**What is needed:** Find each line in the records below that contains the word "JSON", and copy it out.

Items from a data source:
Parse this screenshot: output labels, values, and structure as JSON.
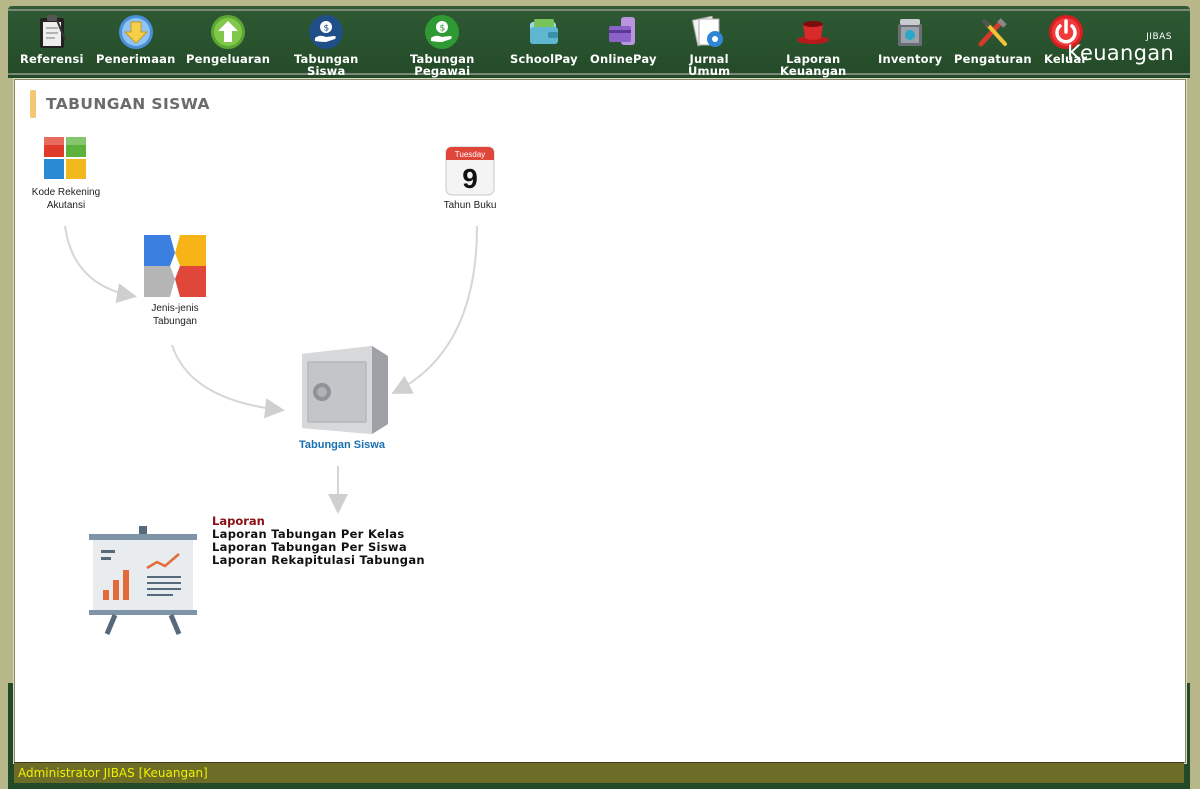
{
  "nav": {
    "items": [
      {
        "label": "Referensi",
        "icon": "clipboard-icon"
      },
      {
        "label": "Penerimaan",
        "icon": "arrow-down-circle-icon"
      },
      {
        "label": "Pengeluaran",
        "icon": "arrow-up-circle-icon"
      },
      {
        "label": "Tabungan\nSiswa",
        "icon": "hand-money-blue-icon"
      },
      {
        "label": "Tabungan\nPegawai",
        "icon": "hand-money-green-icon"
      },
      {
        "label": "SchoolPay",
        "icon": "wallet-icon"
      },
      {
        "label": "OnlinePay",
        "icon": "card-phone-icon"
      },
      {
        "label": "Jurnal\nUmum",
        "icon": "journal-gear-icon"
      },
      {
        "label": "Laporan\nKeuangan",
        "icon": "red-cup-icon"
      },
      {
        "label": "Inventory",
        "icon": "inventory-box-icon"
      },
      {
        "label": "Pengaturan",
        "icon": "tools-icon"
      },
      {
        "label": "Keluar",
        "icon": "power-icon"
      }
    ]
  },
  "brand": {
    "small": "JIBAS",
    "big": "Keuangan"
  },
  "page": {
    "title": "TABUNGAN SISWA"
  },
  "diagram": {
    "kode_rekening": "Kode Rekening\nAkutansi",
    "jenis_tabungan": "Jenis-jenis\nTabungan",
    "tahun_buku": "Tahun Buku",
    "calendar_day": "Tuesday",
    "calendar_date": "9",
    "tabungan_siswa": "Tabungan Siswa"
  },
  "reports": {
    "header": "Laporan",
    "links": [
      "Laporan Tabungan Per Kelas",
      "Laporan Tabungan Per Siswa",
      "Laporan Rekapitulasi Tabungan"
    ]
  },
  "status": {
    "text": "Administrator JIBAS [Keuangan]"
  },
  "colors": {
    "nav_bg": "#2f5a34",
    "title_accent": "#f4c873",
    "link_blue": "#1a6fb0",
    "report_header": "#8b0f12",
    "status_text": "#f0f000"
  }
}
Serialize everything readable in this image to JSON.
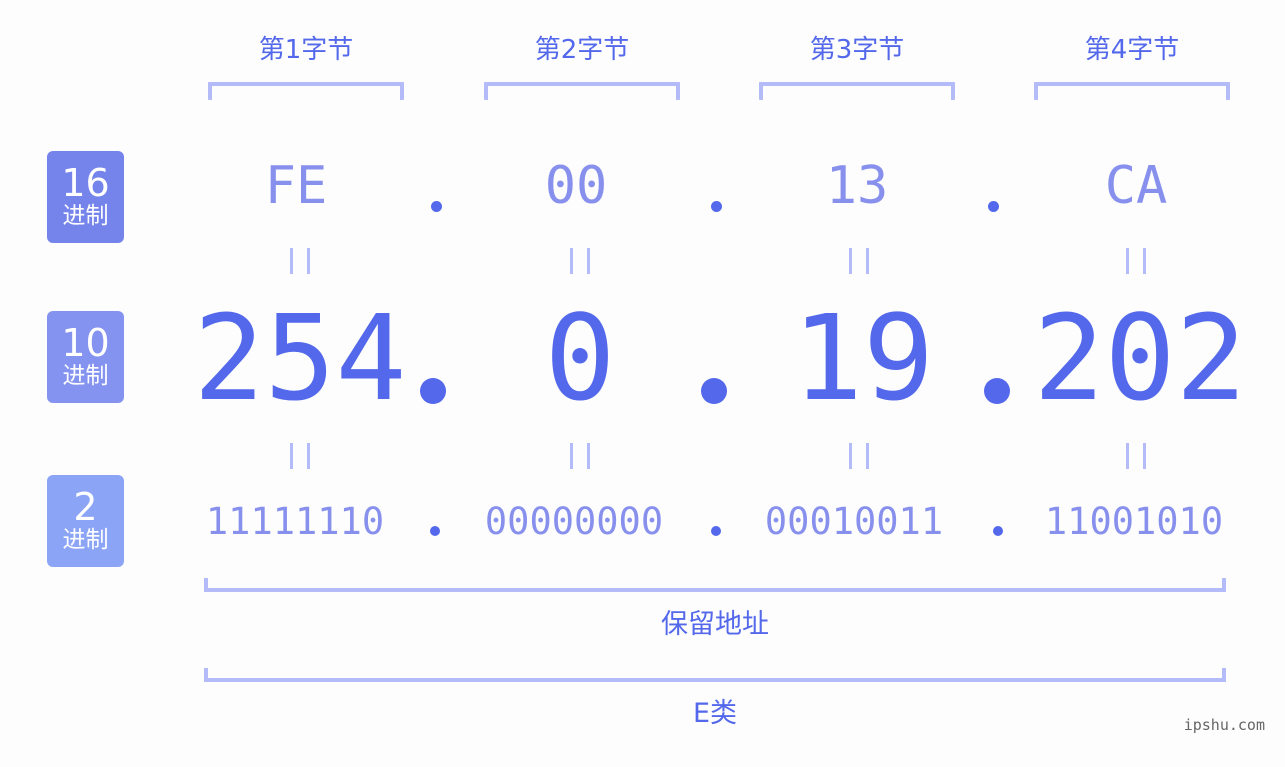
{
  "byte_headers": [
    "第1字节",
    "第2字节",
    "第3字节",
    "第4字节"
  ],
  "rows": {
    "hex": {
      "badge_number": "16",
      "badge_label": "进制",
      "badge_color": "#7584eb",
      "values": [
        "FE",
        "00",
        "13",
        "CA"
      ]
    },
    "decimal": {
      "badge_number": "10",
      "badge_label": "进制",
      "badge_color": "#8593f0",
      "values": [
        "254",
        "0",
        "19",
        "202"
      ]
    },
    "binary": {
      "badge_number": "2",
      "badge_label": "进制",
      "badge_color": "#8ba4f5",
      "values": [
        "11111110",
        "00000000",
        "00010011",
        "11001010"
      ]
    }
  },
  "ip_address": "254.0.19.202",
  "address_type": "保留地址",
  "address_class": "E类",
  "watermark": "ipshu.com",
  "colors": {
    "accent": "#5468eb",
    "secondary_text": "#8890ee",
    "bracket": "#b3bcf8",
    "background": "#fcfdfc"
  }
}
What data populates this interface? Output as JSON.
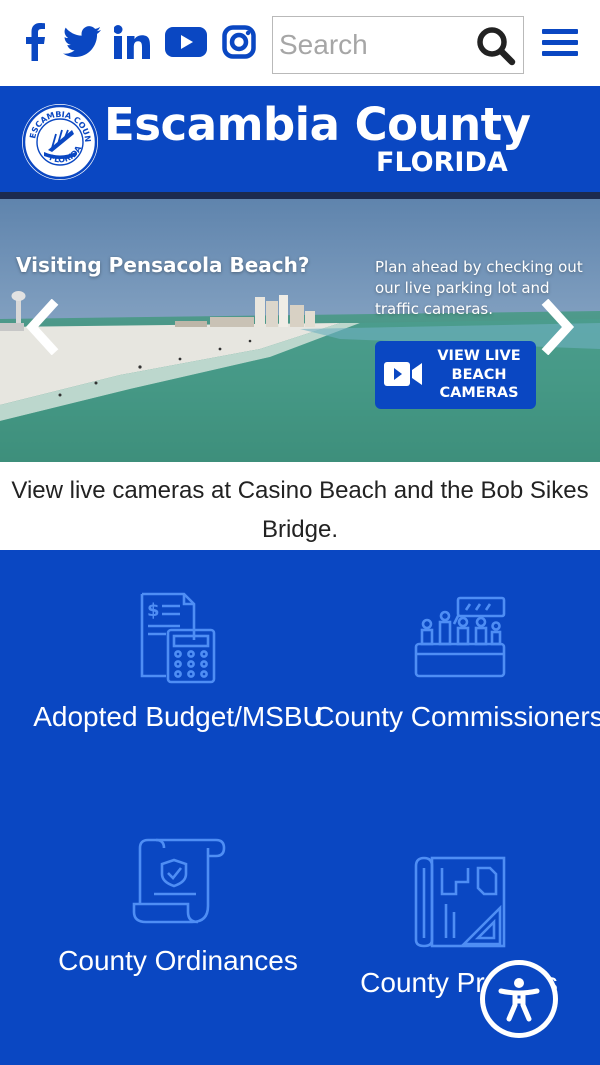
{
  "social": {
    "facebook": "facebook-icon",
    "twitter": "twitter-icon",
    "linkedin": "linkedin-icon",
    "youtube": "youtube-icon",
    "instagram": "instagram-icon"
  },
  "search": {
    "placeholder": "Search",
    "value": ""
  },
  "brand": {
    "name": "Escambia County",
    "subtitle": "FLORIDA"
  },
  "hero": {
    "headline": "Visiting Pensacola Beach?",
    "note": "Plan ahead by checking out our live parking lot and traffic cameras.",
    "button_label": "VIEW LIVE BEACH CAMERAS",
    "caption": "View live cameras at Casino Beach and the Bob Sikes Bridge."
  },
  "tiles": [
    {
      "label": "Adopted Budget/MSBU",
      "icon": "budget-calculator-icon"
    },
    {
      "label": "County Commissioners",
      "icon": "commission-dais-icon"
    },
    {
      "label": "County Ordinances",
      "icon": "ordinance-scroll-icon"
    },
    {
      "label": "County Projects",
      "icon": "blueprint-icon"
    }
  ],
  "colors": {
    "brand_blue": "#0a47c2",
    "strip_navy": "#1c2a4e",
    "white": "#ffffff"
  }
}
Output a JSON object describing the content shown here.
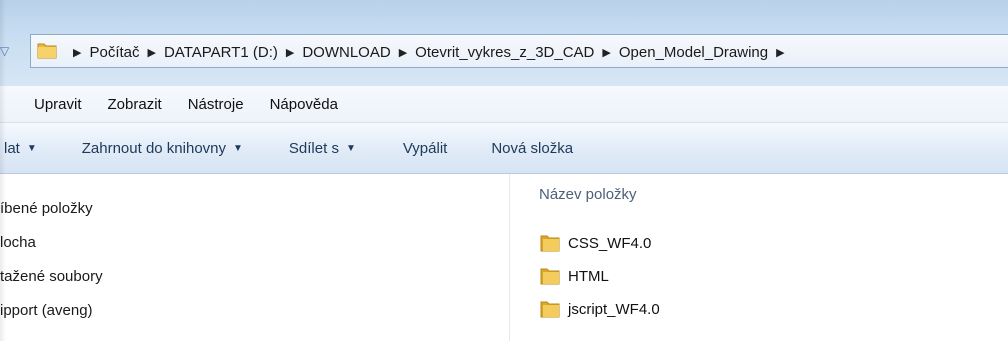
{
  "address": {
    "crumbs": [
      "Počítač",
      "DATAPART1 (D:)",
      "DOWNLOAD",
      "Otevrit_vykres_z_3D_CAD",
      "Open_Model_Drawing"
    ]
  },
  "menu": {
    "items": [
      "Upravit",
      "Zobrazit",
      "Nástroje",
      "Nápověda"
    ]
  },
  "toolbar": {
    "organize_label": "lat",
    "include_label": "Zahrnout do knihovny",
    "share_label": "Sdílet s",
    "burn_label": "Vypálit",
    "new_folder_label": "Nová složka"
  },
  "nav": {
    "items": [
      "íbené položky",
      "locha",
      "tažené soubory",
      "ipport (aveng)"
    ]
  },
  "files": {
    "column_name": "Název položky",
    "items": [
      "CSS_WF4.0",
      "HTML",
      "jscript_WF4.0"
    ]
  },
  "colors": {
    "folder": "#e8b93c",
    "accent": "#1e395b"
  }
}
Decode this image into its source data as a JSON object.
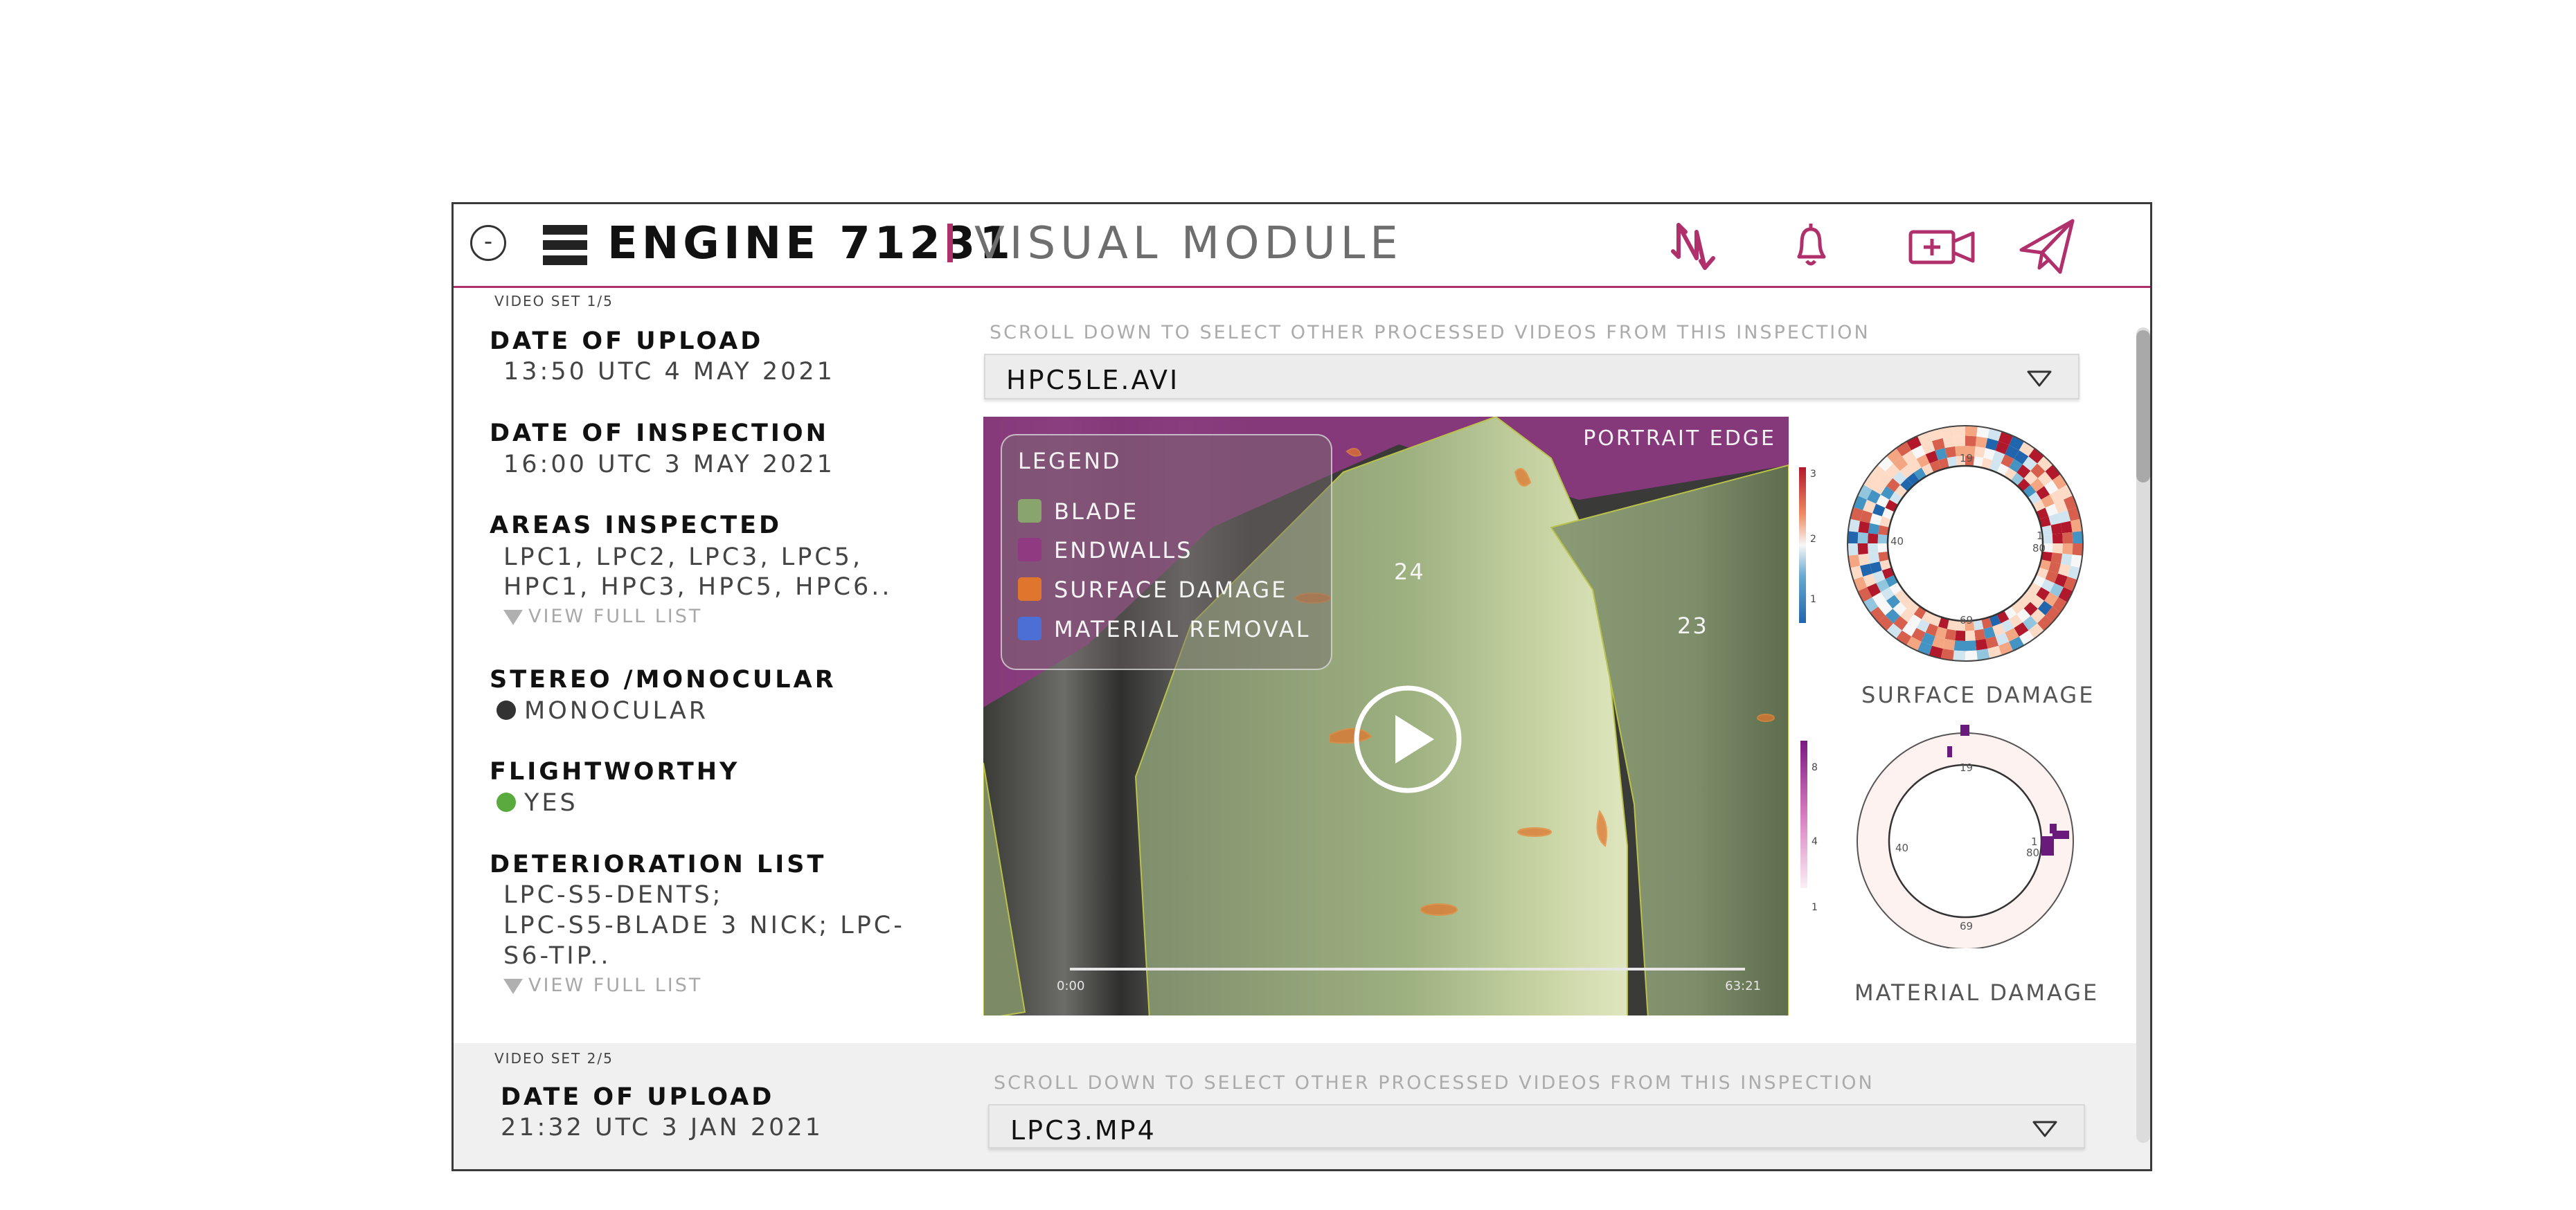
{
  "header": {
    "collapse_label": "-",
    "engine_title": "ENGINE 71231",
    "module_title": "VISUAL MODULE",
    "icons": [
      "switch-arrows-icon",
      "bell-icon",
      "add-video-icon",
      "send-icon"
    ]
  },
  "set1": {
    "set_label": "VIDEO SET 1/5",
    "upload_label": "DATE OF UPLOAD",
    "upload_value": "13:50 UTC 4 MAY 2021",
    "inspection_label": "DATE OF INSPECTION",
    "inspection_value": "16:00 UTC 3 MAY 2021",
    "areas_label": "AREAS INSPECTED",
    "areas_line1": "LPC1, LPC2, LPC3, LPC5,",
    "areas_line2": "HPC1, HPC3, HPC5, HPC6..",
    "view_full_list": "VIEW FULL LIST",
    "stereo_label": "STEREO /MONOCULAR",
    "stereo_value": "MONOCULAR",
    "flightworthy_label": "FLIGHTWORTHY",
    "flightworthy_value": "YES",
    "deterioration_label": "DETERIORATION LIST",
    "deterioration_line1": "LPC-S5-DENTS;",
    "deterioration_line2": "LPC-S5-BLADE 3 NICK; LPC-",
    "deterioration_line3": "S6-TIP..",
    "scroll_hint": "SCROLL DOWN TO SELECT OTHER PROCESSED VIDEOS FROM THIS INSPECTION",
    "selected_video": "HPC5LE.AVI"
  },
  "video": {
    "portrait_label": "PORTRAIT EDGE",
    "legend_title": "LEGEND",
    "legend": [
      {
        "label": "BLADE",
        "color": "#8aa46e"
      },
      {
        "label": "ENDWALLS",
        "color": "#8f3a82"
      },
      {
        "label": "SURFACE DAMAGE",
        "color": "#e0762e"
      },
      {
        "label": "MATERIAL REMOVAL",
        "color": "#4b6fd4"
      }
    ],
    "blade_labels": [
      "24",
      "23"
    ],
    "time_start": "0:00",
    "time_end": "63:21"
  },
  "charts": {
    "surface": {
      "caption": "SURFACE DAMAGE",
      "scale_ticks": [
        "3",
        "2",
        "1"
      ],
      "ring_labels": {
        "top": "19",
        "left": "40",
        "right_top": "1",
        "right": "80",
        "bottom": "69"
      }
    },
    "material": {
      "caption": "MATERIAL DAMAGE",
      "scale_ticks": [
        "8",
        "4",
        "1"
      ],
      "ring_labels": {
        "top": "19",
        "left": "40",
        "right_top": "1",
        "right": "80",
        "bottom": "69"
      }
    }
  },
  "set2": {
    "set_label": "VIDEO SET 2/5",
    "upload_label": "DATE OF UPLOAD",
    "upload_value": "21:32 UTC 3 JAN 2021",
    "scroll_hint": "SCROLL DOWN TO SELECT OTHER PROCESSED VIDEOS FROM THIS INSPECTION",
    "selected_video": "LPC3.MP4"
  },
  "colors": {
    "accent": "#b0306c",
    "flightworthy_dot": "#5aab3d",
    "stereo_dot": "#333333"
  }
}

**Your solution:**
Parse this screenshot: output labels, values, and structure as JSON.
Serialize everything readable in this image to JSON.
What data populates this interface? Output as JSON.
Output a JSON object describing the content shown here.
Decode this image into its source data as a JSON object.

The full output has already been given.